[2] Olive, Sean,Welti Todd, and Martens, William L.,“Listener Loudspeaker Preference Ratings Obtained In Situ Match those Obtained Via a Binaural Room Scanning Measurement and Playback System,” presented at the 122nd Audio Eng. Soc., preprint 7034, (May 2007). Download here.

[3] Olive, Sean and Welti Todd, “Validation of a Binaural Car Scanning System for Subjective Evaluation of Automotive Audio Systems,” to be presented at the 36th International Audio Eng. Conference, Dearborn, Michigan, USA (June 2-4, 2009).

[4] S. Bech, M-A Gulbol, G. Martin, J. Ghani, and W. Ellermeir, “A listening test system for automotive audio - part 2: Initial verification [Preprint 6359]. Proceedings of the 118th International Convention of the Audio Eng. Soc., Barcelona, Spain, (May, 2005). Download here

[5] Søren Bech, Sylvain Choisel and Patrick Hegarty,”A Listening Test System for Automotive Audio – Part 3: Comparison of Attribute Ratings Made in a Vehicle with Those Made Using an Auralisation System,” [Preprint 7224], Proceedings of the 123rd International

Convention of the Audio Eng. Soc., Vienna, Austria, (October 2007). Download here.

1 comment:
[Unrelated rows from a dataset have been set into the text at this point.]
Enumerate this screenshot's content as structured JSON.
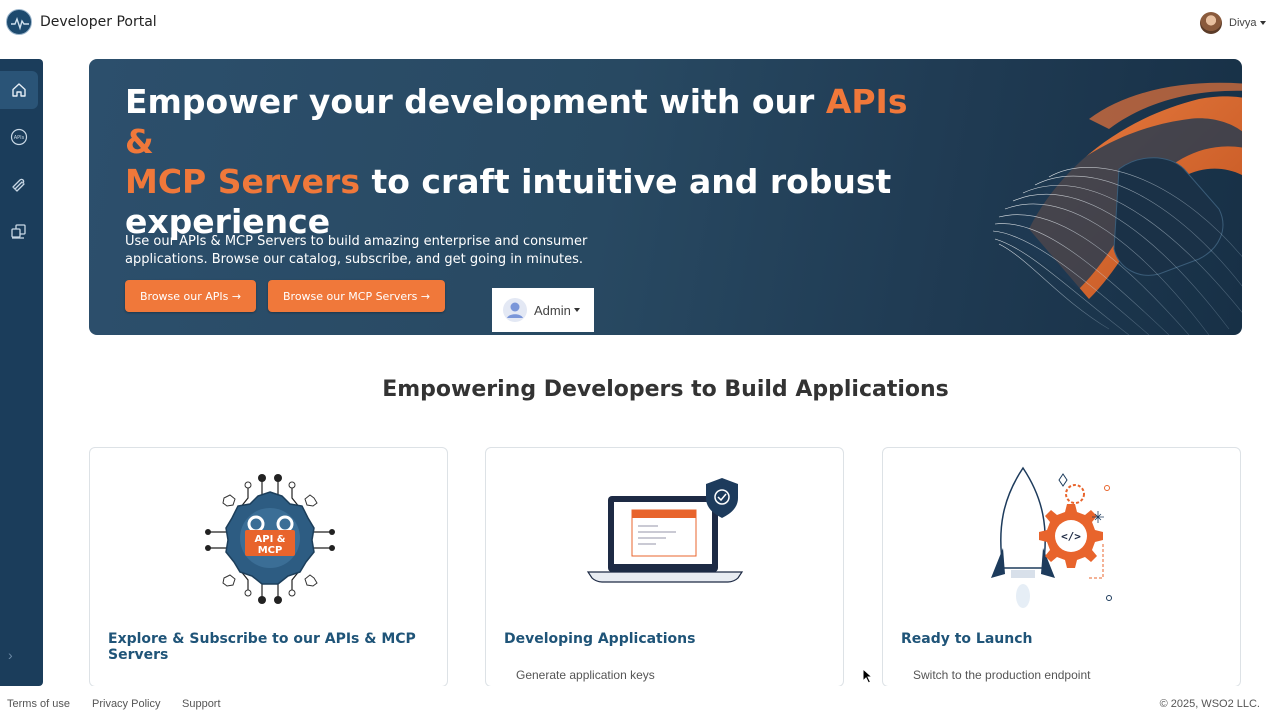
{
  "header": {
    "app_title": "Developer Portal",
    "user_name": "Divya"
  },
  "sidebar": {
    "items": [
      {
        "icon": "home-icon"
      },
      {
        "icon": "apis-icon",
        "glyph": "APIs"
      },
      {
        "icon": "mcp-servers-icon"
      },
      {
        "icon": "applications-icon"
      }
    ]
  },
  "hero": {
    "title_accent_1": "APIs &",
    "title_part_1": "Empower your development with our ",
    "title_accent_2": "MCP Servers",
    "title_part_2": " to craft intuitive and robust experience",
    "subtitle": "Use our APIs & MCP Servers to build amazing enterprise and consumer applications. Browse our catalog, subscribe, and get going in minutes.",
    "browse_apis_label": "Browse our APIs →",
    "browse_mcp_label": "Browse our MCP Servers →",
    "accent_color": "#f0783a"
  },
  "admin_menu": {
    "label": "Admin"
  },
  "section": {
    "title": "Empowering Developers to Build Applications"
  },
  "cards": [
    {
      "title": "Explore & Subscribe to our APIs & MCP Servers",
      "art_label_1": "API &",
      "art_label_2": "MCP",
      "line": ""
    },
    {
      "title": "Developing Applications",
      "line": "Generate application keys"
    },
    {
      "title": "Ready to Launch",
      "line": "Switch to the production endpoint"
    }
  ],
  "footer": {
    "terms": "Terms of use",
    "privacy": "Privacy Policy",
    "support": "Support",
    "copyright": "© 2025, WSO2 LLC."
  }
}
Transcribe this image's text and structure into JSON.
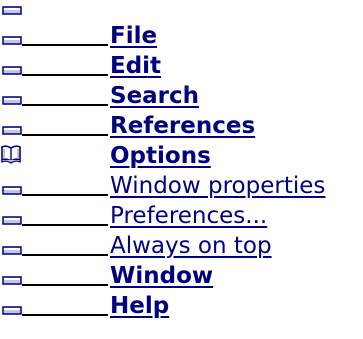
{
  "menu": {
    "items": [
      {
        "label": "File",
        "style": "bold",
        "icon": "menu-item-icon"
      },
      {
        "label": "Edit",
        "style": "bold",
        "icon": "menu-item-icon"
      },
      {
        "label": "Search",
        "style": "bold",
        "icon": "menu-item-icon"
      },
      {
        "label": "References",
        "style": "bold",
        "icon": "menu-item-icon"
      },
      {
        "label": "Options",
        "style": "bold",
        "icon": "open-book-icon"
      },
      {
        "label": "Window properties",
        "style": "plain",
        "icon": "menu-item-icon"
      },
      {
        "label": "Preferences...",
        "style": "plain",
        "icon": "menu-item-icon"
      },
      {
        "label": "Always on top",
        "style": "plain",
        "icon": "menu-item-icon"
      },
      {
        "label": "Window",
        "style": "bold",
        "icon": "menu-item-icon"
      },
      {
        "label": "Help",
        "style": "bold",
        "icon": "menu-item-icon"
      }
    ]
  },
  "colors": {
    "link_text": "#000080",
    "icon_fill": "#c0c8e8",
    "icon_border": "#000080",
    "book_border": "#000080"
  }
}
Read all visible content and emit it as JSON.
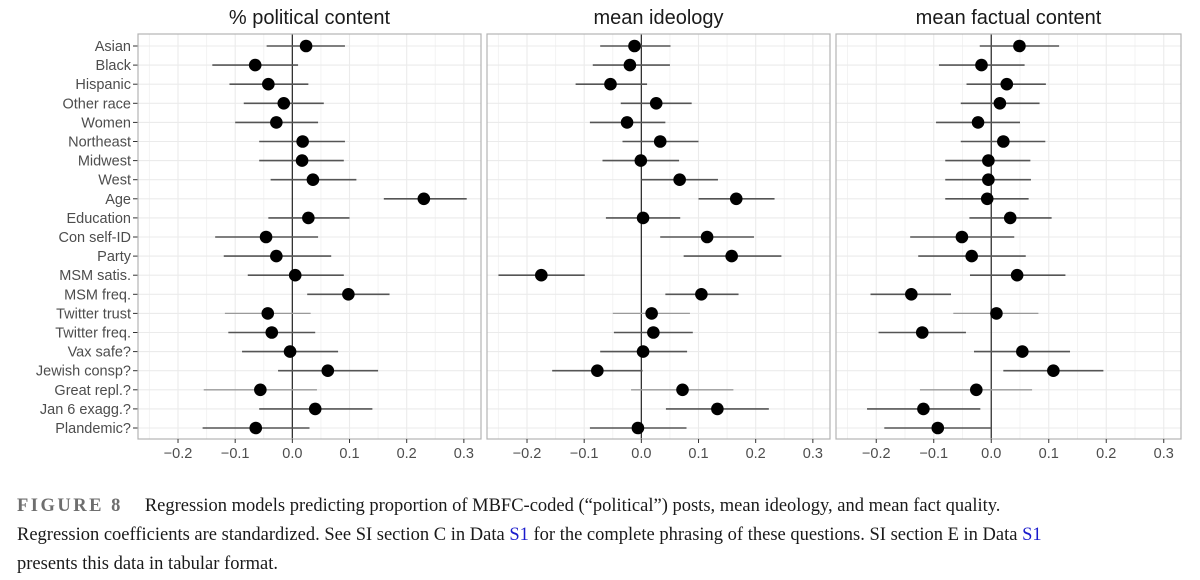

  1. Hi, probably our entry may be off topic but anyways, I have been surfing around your blog and it looks very professional. It’s obvious you know your topic and you appear fervent about it. I’m developing a fresh blog plus I’m struggling to make it look good, as well as offer the best quality content. I have learned much at your web site and also I anticipate alot more articles and will be coming back soon. Thank you.